The last lecture has been delivered. The last paper has been reviewed. The last grades have been submitted. It’s time to begin the process of letting go.
Letting go of my old life, old titles, old expectations, old aspirations. Letting go of my role as a professor, of my classrooms where I taught, of my office where I sat with generations of students, some weeping, some laughing, and some overwhelmed by their own process of letting go.
I’m retiring from my university and starting to embrace another life, a terrifying but exhilarating one: fulltime authorpreneur, a writer who creates and manages promotion of their own works.
Academia has been my home for decades now. I grew up on a campus, the daughter of a professor and public-school teacher, both of whom were entrenched in their own ways in university life.
For so long, I’ve been a college student, a graduate student. I watched Dad teach, receive awards, then retire. I watched mom finish her undergraduate degree, and I sat in an auditorium that glowed in golden light and warm browns as she walked across the stage to claim her diploma for a master’s in education. I too would walk across several stages, earning multiple degrees on my way to becoming a professor.
After all this time, I wonder if the academic mask has gotten glued to my face, to paraphrase Sue Monk Kidd. It’s time to retire that mask, though.
Transitions are difficult for most of us. Transformations are even more so. To transition is to connect one point to another. For example, I could’ve gone onto another academic position at another university or even moved into administration. To me, that would’ve involved transitioning.
Instead, I’m transforming from fulltime professor to fulltime writer, a mutation from one form of existence to another.
More than just changing my physical setting, I’ll change pretty much everything, especially my professional DNA. My rituals will change. My uniform will change. My flight patterns will even change: no longer will I migrate to campus before dawn or hurl myself through spring rain, winter snow, or summer heat to reach my classes or meetings on time.
Blessedly, I will also have no annual faculty reports. Neither will I have to “prove” to various administrators the worth of my works. My daily schedule will be one I set. My goals will be mine too: to establish, to attain.

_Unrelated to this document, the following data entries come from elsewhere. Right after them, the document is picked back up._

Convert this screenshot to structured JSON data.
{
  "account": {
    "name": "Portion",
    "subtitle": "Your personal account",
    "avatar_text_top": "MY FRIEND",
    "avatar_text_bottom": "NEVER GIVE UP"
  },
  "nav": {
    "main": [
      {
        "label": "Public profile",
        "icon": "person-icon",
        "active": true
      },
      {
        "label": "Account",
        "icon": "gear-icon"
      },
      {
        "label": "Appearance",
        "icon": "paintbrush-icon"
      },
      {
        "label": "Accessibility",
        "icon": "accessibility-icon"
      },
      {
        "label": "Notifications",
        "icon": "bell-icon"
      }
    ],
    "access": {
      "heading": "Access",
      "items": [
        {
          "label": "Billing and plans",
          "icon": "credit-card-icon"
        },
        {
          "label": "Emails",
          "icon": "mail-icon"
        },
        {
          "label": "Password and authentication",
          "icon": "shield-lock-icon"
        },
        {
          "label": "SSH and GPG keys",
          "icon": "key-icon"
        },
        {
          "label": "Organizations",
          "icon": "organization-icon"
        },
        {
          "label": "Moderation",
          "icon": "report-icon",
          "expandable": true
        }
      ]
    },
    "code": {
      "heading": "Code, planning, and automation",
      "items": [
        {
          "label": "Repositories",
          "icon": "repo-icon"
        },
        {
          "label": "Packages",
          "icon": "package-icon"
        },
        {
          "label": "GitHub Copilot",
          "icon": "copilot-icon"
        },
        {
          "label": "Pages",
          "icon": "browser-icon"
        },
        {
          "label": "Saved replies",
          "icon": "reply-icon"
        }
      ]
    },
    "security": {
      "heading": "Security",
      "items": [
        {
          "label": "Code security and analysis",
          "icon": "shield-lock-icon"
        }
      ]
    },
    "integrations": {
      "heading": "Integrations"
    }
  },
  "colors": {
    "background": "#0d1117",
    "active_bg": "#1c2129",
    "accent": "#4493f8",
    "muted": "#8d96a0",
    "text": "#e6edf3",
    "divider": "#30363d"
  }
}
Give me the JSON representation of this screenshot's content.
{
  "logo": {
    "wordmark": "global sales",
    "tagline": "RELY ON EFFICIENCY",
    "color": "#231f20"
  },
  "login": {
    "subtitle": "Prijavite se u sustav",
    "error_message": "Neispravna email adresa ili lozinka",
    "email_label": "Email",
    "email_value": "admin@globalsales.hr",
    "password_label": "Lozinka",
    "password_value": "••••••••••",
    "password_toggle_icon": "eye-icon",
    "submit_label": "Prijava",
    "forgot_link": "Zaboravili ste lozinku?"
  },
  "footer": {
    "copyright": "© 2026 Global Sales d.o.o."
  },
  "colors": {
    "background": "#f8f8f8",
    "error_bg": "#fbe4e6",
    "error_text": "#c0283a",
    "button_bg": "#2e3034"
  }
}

I’ll have new rituals and uniforms, and new communities and relationships too.
It’s going to be an interesting transformation, and I have no clue how it’s going to go. I just know that it’s time to lean into unknown spaces.
It’s time for another becoming.